Rarely does a car enter the Philippine market with so much buzz that it becomes the undeniable beacon for the brand. Honda has the Civic, Toyota its Corolla, Ford competes with its Fiesta and Mitsubishi has the Lancer as the bread and butter model. For Hyundai, the Elantra has seemingly taken over the cudgels in bannering the Korean brand. And it doesn't take much to find out why.
I used to race against MP Turbo-prepared second-generation Hyundai Elantras in the late 90s. Back then the car had the performance potential to make it stand out among the crowd. For one thing it had ABS--a novelty at that time. Fast forward 12 years later and we now have an Elantra that is just as packed with go-fast-look-good goodies. And being more reasonably priced than most of its competitors, it is no wonder why the Japanese are having a hard time coping with the ongoing Korean invasion.
The latest variant of the Elantra is this 1.6-liter manual that's supposed to be the entry-level variant but, as I've discovered, nothing much about it can be considered entry-level. From looks alone you know you're getting a big car. Its lines closely resemble that of its big brother, the Sonata's. Hyundai's fluidic design language brings out the best features of this car--the modern and aggressive front, the broad sculpted sides and a bulbous rear that reminds you of that shapely derriere plastered on those Coca-Cola billboards on EDSA.
Inside, the same amount of attention to detail as the exterior went into the design, the fit and finish of the Elantra. Though mostly made up of plastic, it's the basically the chiseled kind you can live with on a day-to-day basis. Even the seats share the same molded design language as the rest of the car. Aside from the single-DIN, iPod-ready JVC head unit, which seem to be out of place, the dash looks pretty clean and well organized. And with a sunglass pocket, two vanity mirrors and a cavernous trunk, there isn't really much left out of the equation.
Driving the 1600 Elantra is likewise a revelation. Power from the Gamma Multipoint fuel injected Dual-Continuously Variable Valve Timing (MPI D-CVVT) engine is ample and spritely. With 128 horses and close to 157Nm of torque at the driver's disposal, it feels alive and easy to motivate. Low-end acceleration is quite delightful making it perfect for weaving in and out of traffic despite its sizeable dimensions. On the other end of the stick, steady highway cruising reveals an astounding 24km/L fuel economy figure based on the car's onboard computer. Keeping an eye on the instantaneous fuel consumption display lets you see when fuel use drops down to zero--that is when you back off the gas while in gear. So with the Elantra, as with many of the newer cars nowadays, you can actually forget about going to neutral when you want to save some precious drops of gasoline.

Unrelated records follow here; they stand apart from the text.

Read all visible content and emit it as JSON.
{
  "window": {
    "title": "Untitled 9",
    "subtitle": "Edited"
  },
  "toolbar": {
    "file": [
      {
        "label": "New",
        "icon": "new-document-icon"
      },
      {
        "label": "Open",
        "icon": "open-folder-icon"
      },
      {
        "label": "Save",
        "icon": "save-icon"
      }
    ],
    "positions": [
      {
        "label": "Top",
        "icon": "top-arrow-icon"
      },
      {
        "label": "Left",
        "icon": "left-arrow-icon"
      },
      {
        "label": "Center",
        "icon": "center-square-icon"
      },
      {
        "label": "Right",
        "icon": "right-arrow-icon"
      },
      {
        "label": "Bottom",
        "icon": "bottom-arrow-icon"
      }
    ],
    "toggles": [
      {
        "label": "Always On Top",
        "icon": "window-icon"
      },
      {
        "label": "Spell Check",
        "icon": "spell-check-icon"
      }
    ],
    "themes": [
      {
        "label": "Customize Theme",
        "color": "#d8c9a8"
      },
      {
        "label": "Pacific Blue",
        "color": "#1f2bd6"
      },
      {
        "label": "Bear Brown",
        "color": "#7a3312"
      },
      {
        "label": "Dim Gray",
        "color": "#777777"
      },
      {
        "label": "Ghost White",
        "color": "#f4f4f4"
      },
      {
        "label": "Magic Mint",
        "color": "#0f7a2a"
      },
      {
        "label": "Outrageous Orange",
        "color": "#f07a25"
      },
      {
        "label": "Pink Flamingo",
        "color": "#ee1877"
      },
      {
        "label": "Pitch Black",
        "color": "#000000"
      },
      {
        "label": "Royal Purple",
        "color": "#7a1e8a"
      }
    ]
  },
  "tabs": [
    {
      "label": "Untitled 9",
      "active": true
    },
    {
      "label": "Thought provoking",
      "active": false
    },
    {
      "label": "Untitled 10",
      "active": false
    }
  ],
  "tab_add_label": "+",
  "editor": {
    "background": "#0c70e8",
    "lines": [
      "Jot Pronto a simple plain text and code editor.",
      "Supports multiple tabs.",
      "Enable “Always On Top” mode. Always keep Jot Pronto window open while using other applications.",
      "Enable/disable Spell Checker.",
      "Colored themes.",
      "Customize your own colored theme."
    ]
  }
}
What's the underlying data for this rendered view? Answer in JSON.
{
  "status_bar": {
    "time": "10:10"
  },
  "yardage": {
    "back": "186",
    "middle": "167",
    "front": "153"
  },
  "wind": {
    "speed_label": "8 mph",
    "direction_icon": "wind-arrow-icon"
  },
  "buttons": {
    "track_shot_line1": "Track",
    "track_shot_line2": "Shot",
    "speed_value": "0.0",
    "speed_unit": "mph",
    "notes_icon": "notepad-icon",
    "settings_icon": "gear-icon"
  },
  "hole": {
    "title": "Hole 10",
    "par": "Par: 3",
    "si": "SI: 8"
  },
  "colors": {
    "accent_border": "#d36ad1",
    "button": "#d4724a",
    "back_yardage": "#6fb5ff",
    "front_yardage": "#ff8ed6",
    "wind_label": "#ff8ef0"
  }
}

If you do care to do some extensive driving you will find that at least the pedals are easy on the calves. The six-speed (yes, it actually has six forward gears!) manual shifting action is precise and direct, which unfortunately can't be said about its steering. Even if it feels light with an electric motor doing assist duties, it doesn't have the throwback you would have been used to if you grew up with a car on hydraulic power steering. It's basically like playing with a pre-force feedback gaming wheel.
At least the ride isn't as vague. In fact, it feels composed and planted with bumps easily soaked up by the MacPherson strut fronts and Torsion Beam axle rears. I used to own an FD Civic and I can say that the Elantra rides that much smoother and gentler on the bum.
But the real ace up this 1.6-liter manual Elantra’s sleeve is its price. At P798,000 this variant is a certified steal. Fleet managers will surely look hard for a package as complete and as value-laden as this, while starting families now have an option to go up the ranks and bypass the smaller fuel misers that cost some tens of thousands of pesos more. Of course, the Elantra also gives boy-racer wannabees a fresher platform to work with.
Basically the only things that give this 1.6-liter MT Elantra away are the rear drum brakes, the less than fashionable 16-inch wheels, the aforementioned aftermarket stereo and the dull steering feel. Everything else seems to have come from the same 1.8-liter assembly line in terms of quality and that speaks well about Hyundai’s product planning intentions.
We can't wait for the next generation of updates the Japanese are planning for their sub-compacts. With the Elantra around, however, it will take some tedious number crunching to weigh what matters most to the customer. So far, the Elantra has the bases well covered.